To do: Copy out all of the data that follows, exactly as it appears.

Records shown:
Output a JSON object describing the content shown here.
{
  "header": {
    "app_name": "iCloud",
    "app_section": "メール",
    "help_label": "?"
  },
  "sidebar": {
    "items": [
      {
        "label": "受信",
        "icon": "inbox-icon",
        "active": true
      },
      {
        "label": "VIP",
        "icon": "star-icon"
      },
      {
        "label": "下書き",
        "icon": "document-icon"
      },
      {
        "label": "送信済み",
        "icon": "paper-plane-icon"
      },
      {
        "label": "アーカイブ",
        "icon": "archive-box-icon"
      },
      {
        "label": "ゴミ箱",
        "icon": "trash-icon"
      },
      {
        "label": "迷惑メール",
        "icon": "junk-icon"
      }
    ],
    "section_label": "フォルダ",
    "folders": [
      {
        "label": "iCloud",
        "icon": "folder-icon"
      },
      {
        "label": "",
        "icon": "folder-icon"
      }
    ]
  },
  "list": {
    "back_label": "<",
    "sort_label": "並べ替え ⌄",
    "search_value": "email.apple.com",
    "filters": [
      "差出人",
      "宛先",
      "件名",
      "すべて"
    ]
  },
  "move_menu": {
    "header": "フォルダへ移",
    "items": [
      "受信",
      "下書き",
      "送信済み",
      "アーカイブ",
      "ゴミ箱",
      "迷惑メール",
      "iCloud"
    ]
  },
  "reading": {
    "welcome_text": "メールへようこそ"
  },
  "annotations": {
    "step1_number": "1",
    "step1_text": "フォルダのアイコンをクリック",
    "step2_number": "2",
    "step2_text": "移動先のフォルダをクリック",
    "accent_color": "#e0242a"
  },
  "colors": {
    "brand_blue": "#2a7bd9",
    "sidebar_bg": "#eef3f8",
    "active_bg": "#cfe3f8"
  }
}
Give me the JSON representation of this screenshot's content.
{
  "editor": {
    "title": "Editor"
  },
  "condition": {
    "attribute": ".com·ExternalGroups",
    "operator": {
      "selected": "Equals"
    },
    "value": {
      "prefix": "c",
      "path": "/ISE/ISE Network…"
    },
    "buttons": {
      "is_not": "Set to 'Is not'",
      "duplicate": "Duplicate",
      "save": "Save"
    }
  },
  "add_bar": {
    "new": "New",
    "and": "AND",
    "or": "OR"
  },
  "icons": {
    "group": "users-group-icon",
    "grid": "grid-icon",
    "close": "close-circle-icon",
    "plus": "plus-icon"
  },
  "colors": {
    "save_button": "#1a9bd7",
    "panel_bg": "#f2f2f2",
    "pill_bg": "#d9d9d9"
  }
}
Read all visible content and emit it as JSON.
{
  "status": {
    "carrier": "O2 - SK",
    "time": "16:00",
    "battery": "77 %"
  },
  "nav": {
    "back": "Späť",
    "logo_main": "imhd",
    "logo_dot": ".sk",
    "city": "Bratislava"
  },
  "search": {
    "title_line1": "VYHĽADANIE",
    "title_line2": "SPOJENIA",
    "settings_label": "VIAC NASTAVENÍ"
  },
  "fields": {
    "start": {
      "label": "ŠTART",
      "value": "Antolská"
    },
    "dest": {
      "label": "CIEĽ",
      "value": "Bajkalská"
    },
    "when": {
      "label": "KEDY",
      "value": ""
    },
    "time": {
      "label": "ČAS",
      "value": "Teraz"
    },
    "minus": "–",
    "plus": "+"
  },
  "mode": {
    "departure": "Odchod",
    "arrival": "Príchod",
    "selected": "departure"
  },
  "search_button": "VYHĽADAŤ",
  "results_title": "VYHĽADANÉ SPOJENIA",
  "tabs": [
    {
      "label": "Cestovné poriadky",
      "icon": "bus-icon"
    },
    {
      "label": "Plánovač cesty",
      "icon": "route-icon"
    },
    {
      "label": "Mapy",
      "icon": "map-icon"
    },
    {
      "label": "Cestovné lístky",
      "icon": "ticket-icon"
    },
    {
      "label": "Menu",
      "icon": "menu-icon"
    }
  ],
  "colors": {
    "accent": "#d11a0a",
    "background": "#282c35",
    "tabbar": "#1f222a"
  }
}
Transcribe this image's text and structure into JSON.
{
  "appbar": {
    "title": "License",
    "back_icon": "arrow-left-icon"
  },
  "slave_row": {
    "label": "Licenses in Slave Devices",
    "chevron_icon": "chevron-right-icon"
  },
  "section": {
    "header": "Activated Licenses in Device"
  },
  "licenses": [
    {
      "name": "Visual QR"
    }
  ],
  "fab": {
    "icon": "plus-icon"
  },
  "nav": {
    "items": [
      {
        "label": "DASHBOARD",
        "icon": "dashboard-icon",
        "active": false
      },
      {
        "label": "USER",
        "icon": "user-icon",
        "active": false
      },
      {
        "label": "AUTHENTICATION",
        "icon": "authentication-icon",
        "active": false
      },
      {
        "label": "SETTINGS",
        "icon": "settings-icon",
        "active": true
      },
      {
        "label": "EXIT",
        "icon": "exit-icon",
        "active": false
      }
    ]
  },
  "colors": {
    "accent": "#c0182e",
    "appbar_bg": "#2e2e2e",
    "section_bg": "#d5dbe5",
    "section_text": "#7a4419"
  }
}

Output of the exercise:
Output a JSON object describing the content shown here.
{
  "header": {
    "app_name": "iCloud",
    "app_section": "メール",
    "help_label": "?"
  },
  "sidebar": {
    "items": [
      {
        "label": "受信",
        "icon": "inbox-icon",
        "active": true
      },
      {
        "label": "VIP",
        "icon": "star-icon"
      },
      {
        "label": "下書き",
        "icon": "document-icon"
      },
      {
        "label": "送信済み",
        "icon": "paper-plane-icon"
      },
      {
        "label": "アーカイブ",
        "icon": "archive-box-icon"
      },
      {
        "label": "ゴミ箱",
        "icon": "trash-icon"
      },
      {
        "label": "迷惑メール",
        "icon": "junk-icon"
      }
    ],
    "section_label": "フォルダ",
    "folders": [
      {
        "label": "iCloud",
        "icon": "folder-icon"
      },
      {
        "label": "",
        "icon": "folder-icon"
      }
    ]
  },
  "list": {
    "back_label": "<",
    "sort_label": "並べ替え ⌄",
    "search_value": "email.apple.com",
    "filters": [
      "差出人",
      "宛先",
      "件名",
      "すべて"
    ]
  },
  "move_menu": {
    "header": "フォルダへ移",
    "items": [
      "受信",
      "下書き",
      "送信済み",
      "アーカイブ",
      "ゴミ箱",
      "迷惑メール",
      "iCloud"
    ]
  },
  "reading": {
    "welcome_text": "メールへようこそ"
  },
  "annotations": {
    "step1_number": "1",
    "step1_text": "フォルダのアイコンをクリック",
    "step2_number": "2",
    "step2_text": "移動先のフォルダをクリック",
    "accent_color": "#e0242a"
  },
  "colors": {
    "brand_blue": "#2a7bd9",
    "sidebar_bg": "#eef3f8",
    "active_bg": "#cfe3f8"
  }
}
Give me the JSON representation of this screenshot's content.
{
  "editor": {
    "title": "Editor"
  },
  "condition": {
    "attribute": ".com·ExternalGroups",
    "operator": {
      "selected": "Equals"
    },
    "value": {
      "prefix": "c",
      "path": "/ISE/ISE Network…"
    },
    "buttons": {
      "is_not": "Set to 'Is not'",
      "duplicate": "Duplicate",
      "save": "Save"
    }
  },
  "add_bar": {
    "new": "New",
    "and": "AND",
    "or": "OR"
  },
  "icons": {
    "group": "users-group-icon",
    "grid": "grid-icon",
    "close": "close-circle-icon",
    "plus": "plus-icon"
  },
  "colors": {
    "save_button": "#1a9bd7",
    "panel_bg": "#f2f2f2",
    "pill_bg": "#d9d9d9"
  }
}
Read all visible content and emit it as JSON.
{
  "status": {
    "carrier": "O2 - SK",
    "time": "16:00",
    "battery": "77 %"
  },
  "nav": {
    "back": "Späť",
    "logo_main": "imhd",
    "logo_dot": ".sk",
    "city": "Bratislava"
  },
  "search": {
    "title_line1": "VYHĽADANIE",
    "title_line2": "SPOJENIA",
    "settings_label": "VIAC NASTAVENÍ"
  },
  "fields": {
    "start": {
      "label": "ŠTART",
      "value": "Antolská"
    },
    "dest": {
      "label": "CIEĽ",
      "value": "Bajkalská"
    },
    "when": {
      "label": "KEDY",
      "value": ""
    },
    "time": {
      "label": "ČAS",
      "value": "Teraz"
    },
    "minus": "–",
    "plus": "+"
  },
  "mode": {
    "departure": "Odchod",
    "arrival": "Príchod",
    "selected": "departure"
  },
  "search_button": "VYHĽADAŤ",
  "results_title": "VYHĽADANÉ SPOJENIA",
  "tabs": [
    {
      "label": "Cestovné poriadky",
      "icon": "bus-icon"
    },
    {
      "label": "Plánovač cesty",
      "icon": "route-icon"
    },
    {
      "label": "Mapy",
      "icon": "map-icon"
    },
    {
      "label": "Cestovné lístky",
      "icon": "ticket-icon"
    },
    {
      "label": "Menu",
      "icon": "menu-icon"
    }
  ],
  "colors": {
    "accent": "#d11a0a",
    "background": "#282c35",
    "tabbar": "#1f222a"
  }
}
Transcribe this image's text and structure into JSON.
{
  "appbar": {
    "title": "License",
    "back_icon": "arrow-left-icon"
  },
  "slave_row": {
    "label": "Licenses in Slave Devices",
    "chevron_icon": "chevron-right-icon"
  },
  "section": {
    "header": "Activated Licenses in Device"
  },
  "licenses": [
    {
      "name": "Visual QR"
    }
  ],
  "fab": {
    "icon": "plus-icon"
  },
  "nav": {
    "items": [
      {
        "label": "DASHBOARD",
        "icon": "dashboard-icon",
        "active": false
      },
      {
        "label": "USER",
        "icon": "user-icon",
        "active": false
      },
      {
        "label": "AUTHENTICATION",
        "icon": "authentication-icon",
        "active": false
      },
      {
        "label": "SETTINGS",
        "icon": "settings-icon",
        "active": true
      },
      {
        "label": "EXIT",
        "icon": "exit-icon",
        "active": false
      }
    ]
  },
  "colors": {
    "accent": "#c0182e",
    "appbar_bg": "#2e2e2e",
    "section_bg": "#d5dbe5",
    "section_text": "#7a4419"
  }
}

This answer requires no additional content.